**TASK OBJECTIVE**: Below is a block of records: output all of them exactly and leave out the pictures.

**WORKING DATA**:

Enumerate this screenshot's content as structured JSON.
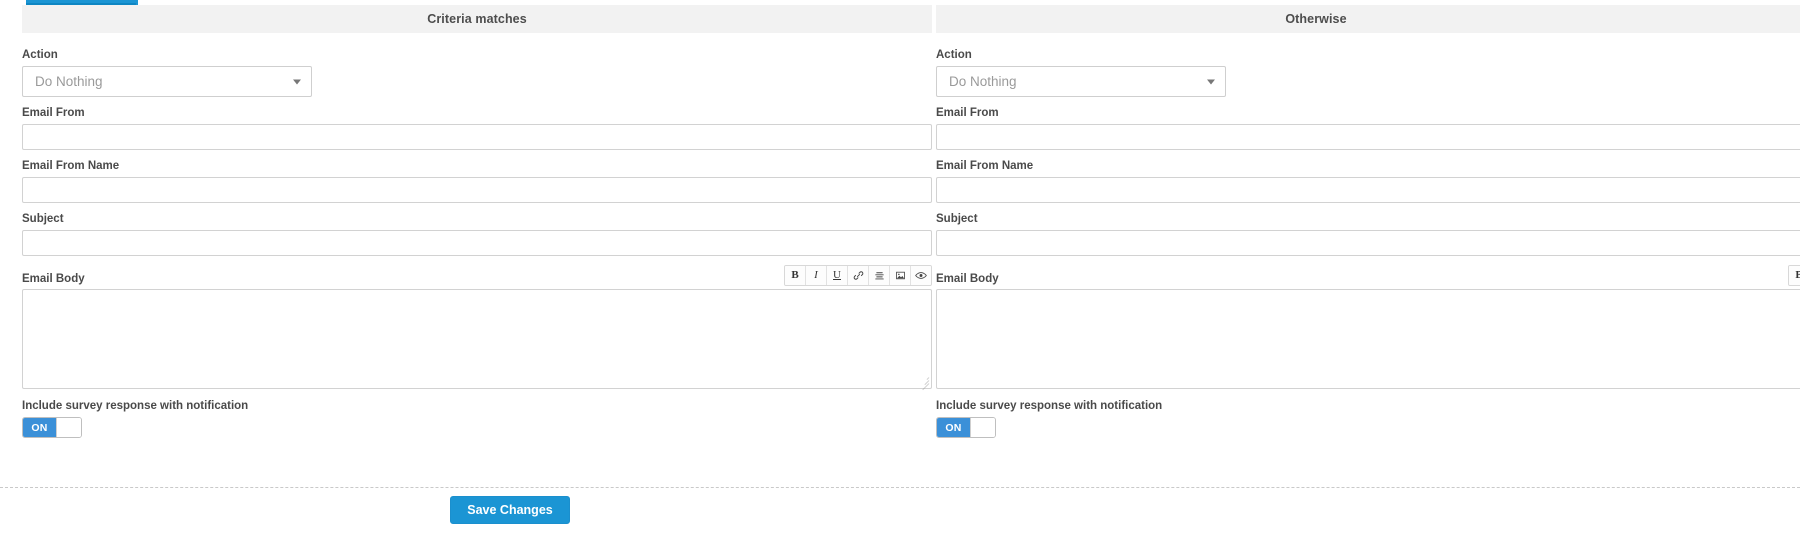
{
  "theme": {
    "accent": "#1b95d4",
    "toggle_on": "#3b90d8",
    "header_band": "#f2f2f2",
    "label_color": "#4a4a4a",
    "border": "#d2d2d2"
  },
  "panels": [
    {
      "id": "criteria-matches",
      "header": "Criteria matches",
      "fields": {
        "action": {
          "label": "Action",
          "value": "Do Nothing"
        },
        "email_from": {
          "label": "Email From",
          "value": "",
          "placeholder": ""
        },
        "email_from_name": {
          "label": "Email From Name",
          "value": "",
          "placeholder": ""
        },
        "subject": {
          "label": "Subject",
          "value": "",
          "placeholder": ""
        },
        "email_body": {
          "label": "Email Body",
          "value": "",
          "placeholder": ""
        }
      },
      "toggle": {
        "label": "Include survey response with notification",
        "state": "ON"
      }
    },
    {
      "id": "otherwise",
      "header": "Otherwise",
      "fields": {
        "action": {
          "label": "Action",
          "value": "Do Nothing"
        },
        "email_from": {
          "label": "Email From",
          "value": "",
          "placeholder": ""
        },
        "email_from_name": {
          "label": "Email From Name",
          "value": "",
          "placeholder": ""
        },
        "subject": {
          "label": "Subject",
          "value": "",
          "placeholder": ""
        },
        "email_body": {
          "label": "Email Body",
          "value": "",
          "placeholder": ""
        }
      },
      "toggle": {
        "label": "Include survey response with notification",
        "state": "ON"
      }
    }
  ],
  "editor_toolbar": {
    "buttons": [
      {
        "name": "bold-icon",
        "glyph": "B",
        "title": "Bold"
      },
      {
        "name": "italic-icon",
        "glyph": "I",
        "title": "Italic"
      },
      {
        "name": "underline-icon",
        "glyph": "U",
        "title": "Underline"
      },
      {
        "name": "link-icon",
        "glyph": "link",
        "title": "Insert Link"
      },
      {
        "name": "align-center-icon",
        "glyph": "align",
        "title": "Align"
      },
      {
        "name": "insert-image-icon",
        "glyph": "image",
        "title": "Insert Image"
      },
      {
        "name": "preview-eye-icon",
        "glyph": "eye",
        "title": "Preview"
      }
    ]
  },
  "footer": {
    "save_label": "Save Changes"
  }
}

**OUTPUT FOR THIS TASK**:
Enumerate this screenshot's content as structured JSON.
{
  "theme": {
    "accent": "#1b95d4",
    "toggle_on": "#3b90d8",
    "header_band": "#f2f2f2",
    "label_color": "#4a4a4a",
    "border": "#d2d2d2"
  },
  "panels": [
    {
      "id": "criteria-matches",
      "header": "Criteria matches",
      "fields": {
        "action": {
          "label": "Action",
          "value": "Do Nothing"
        },
        "email_from": {
          "label": "Email From",
          "value": "",
          "placeholder": ""
        },
        "email_from_name": {
          "label": "Email From Name",
          "value": "",
          "placeholder": ""
        },
        "subject": {
          "label": "Subject",
          "value": "",
          "placeholder": ""
        },
        "email_body": {
          "label": "Email Body",
          "value": "",
          "placeholder": ""
        }
      },
      "toggle": {
        "label": "Include survey response with notification",
        "state": "ON"
      }
    },
    {
      "id": "otherwise",
      "header": "Otherwise",
      "fields": {
        "action": {
          "label": "Action",
          "value": "Do Nothing"
        },
        "email_from": {
          "label": "Email From",
          "value": "",
          "placeholder": ""
        },
        "email_from_name": {
          "label": "Email From Name",
          "value": "",
          "placeholder": ""
        },
        "subject": {
          "label": "Subject",
          "value": "",
          "placeholder": ""
        },
        "email_body": {
          "label": "Email Body",
          "value": "",
          "placeholder": ""
        }
      },
      "toggle": {
        "label": "Include survey response with notification",
        "state": "ON"
      }
    }
  ],
  "editor_toolbar": {
    "buttons": [
      {
        "name": "bold-icon",
        "glyph": "B",
        "title": "Bold"
      },
      {
        "name": "italic-icon",
        "glyph": "I",
        "title": "Italic"
      },
      {
        "name": "underline-icon",
        "glyph": "U",
        "title": "Underline"
      },
      {
        "name": "link-icon",
        "glyph": "link",
        "title": "Insert Link"
      },
      {
        "name": "align-center-icon",
        "glyph": "align",
        "title": "Align"
      },
      {
        "name": "insert-image-icon",
        "glyph": "image",
        "title": "Insert Image"
      },
      {
        "name": "preview-eye-icon",
        "glyph": "eye",
        "title": "Preview"
      }
    ]
  },
  "footer": {
    "save_label": "Save Changes"
  }
}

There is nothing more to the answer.